▶ [EXTRACTED DATA]:
.....

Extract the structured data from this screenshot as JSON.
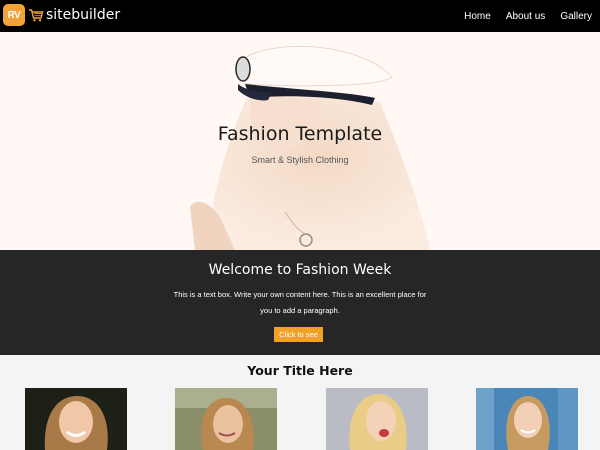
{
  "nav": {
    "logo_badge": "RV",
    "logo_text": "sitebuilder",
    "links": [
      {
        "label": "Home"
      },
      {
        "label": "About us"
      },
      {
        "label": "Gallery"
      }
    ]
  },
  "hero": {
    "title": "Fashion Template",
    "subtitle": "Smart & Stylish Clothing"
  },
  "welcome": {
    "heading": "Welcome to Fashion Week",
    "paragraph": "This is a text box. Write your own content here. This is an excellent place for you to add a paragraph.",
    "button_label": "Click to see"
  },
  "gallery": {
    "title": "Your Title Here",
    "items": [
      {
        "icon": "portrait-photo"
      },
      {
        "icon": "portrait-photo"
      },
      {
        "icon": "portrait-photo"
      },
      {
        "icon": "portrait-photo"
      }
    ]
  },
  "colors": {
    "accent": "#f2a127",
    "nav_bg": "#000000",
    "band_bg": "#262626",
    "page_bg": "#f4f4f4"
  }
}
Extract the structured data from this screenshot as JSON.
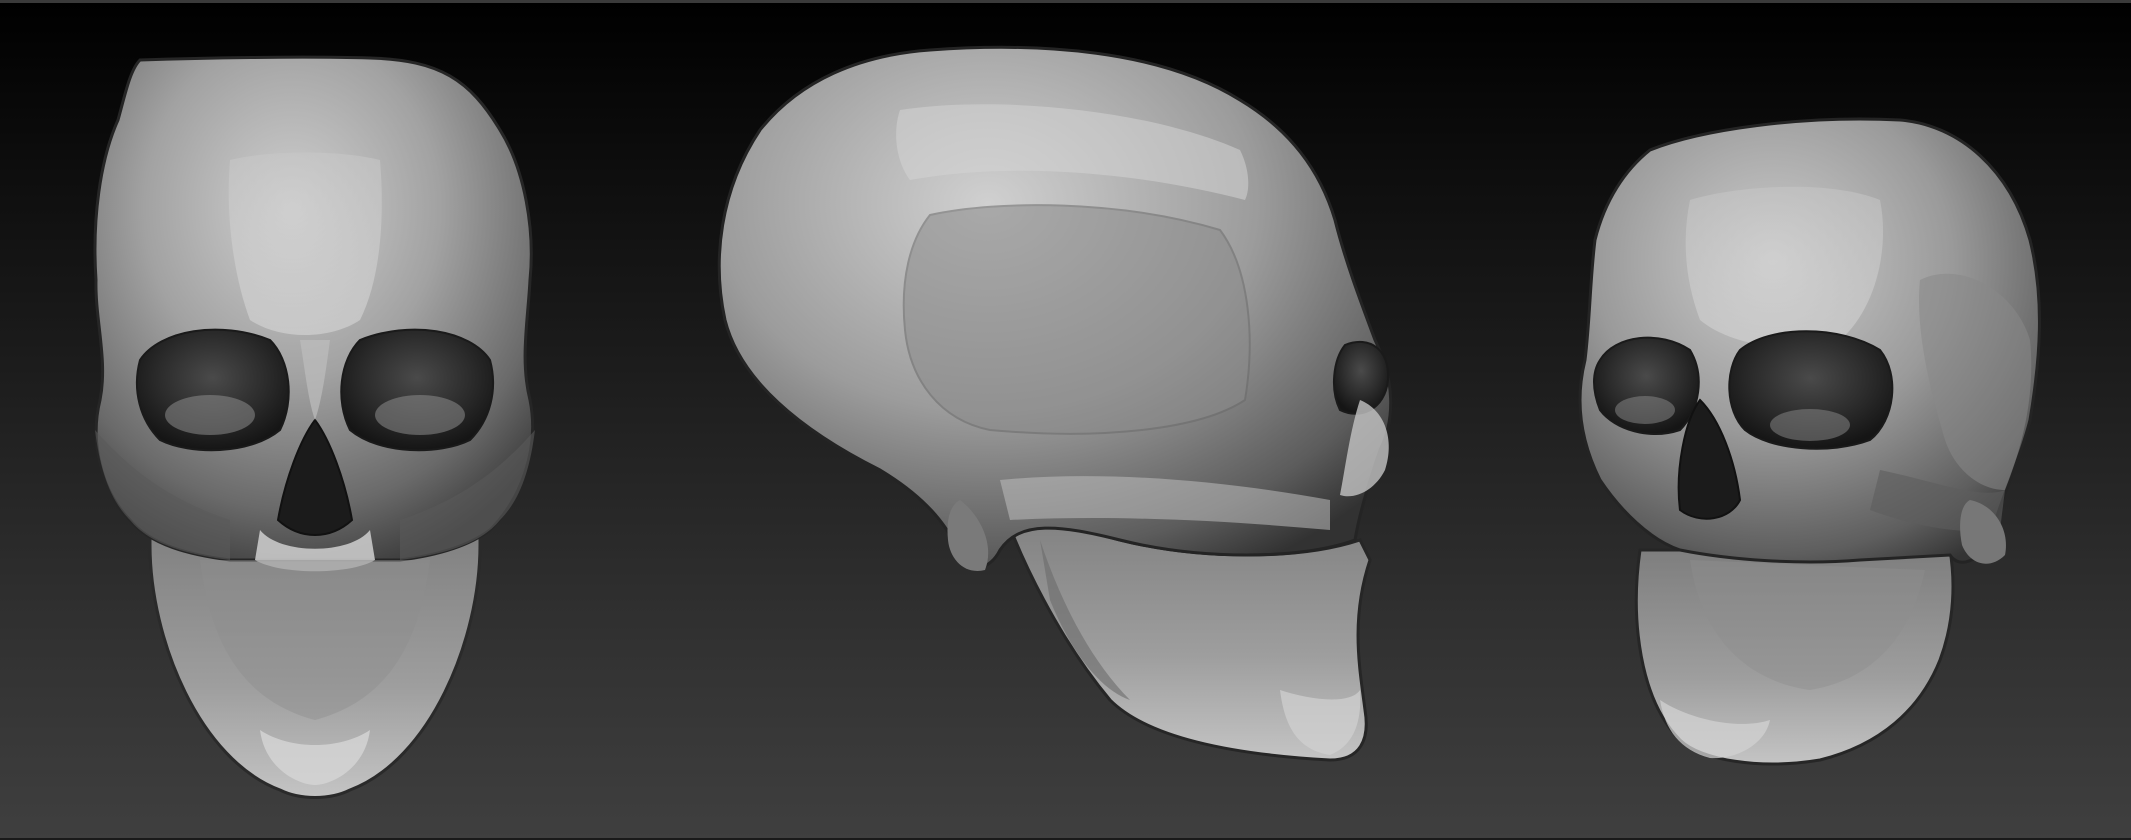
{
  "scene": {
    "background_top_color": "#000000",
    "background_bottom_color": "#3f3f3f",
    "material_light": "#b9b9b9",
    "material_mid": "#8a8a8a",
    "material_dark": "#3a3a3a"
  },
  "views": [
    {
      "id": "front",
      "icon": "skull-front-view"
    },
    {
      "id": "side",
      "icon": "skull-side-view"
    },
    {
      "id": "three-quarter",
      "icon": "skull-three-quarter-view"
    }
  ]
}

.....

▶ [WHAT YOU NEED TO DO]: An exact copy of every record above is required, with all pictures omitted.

▶ [RESPONSE AREA]:
Extract the structured data from this screenshot as JSON.
{
  "nav": {
    "logo_badge": "RV",
    "logo_text": "sitebuilder",
    "links": [
      {
        "label": "Home"
      },
      {
        "label": "About us"
      },
      {
        "label": "Gallery"
      }
    ]
  },
  "hero": {
    "title": "Fashion Template",
    "subtitle": "Smart & Stylish Clothing"
  },
  "welcome": {
    "heading": "Welcome to Fashion Week",
    "paragraph": "This is a text box. Write your own content here. This is an excellent place for you to add a paragraph.",
    "button_label": "Click to see"
  },
  "gallery": {
    "title": "Your Title Here",
    "items": [
      {
        "icon": "portrait-photo"
      },
      {
        "icon": "portrait-photo"
      },
      {
        "icon": "portrait-photo"
      },
      {
        "icon": "portrait-photo"
      }
    ]
  },
  "colors": {
    "accent": "#f2a127",
    "nav_bg": "#000000",
    "band_bg": "#262626",
    "page_bg": "#f4f4f4"
  }
}
Extract the structured data from this screenshot as JSON.
{
  "scene": {
    "background_top_color": "#000000",
    "background_bottom_color": "#3f3f3f",
    "material_light": "#b9b9b9",
    "material_mid": "#8a8a8a",
    "material_dark": "#3a3a3a"
  },
  "views": [
    {
      "id": "front",
      "icon": "skull-front-view"
    },
    {
      "id": "side",
      "icon": "skull-side-view"
    },
    {
      "id": "three-quarter",
      "icon": "skull-three-quarter-view"
    }
  ]
}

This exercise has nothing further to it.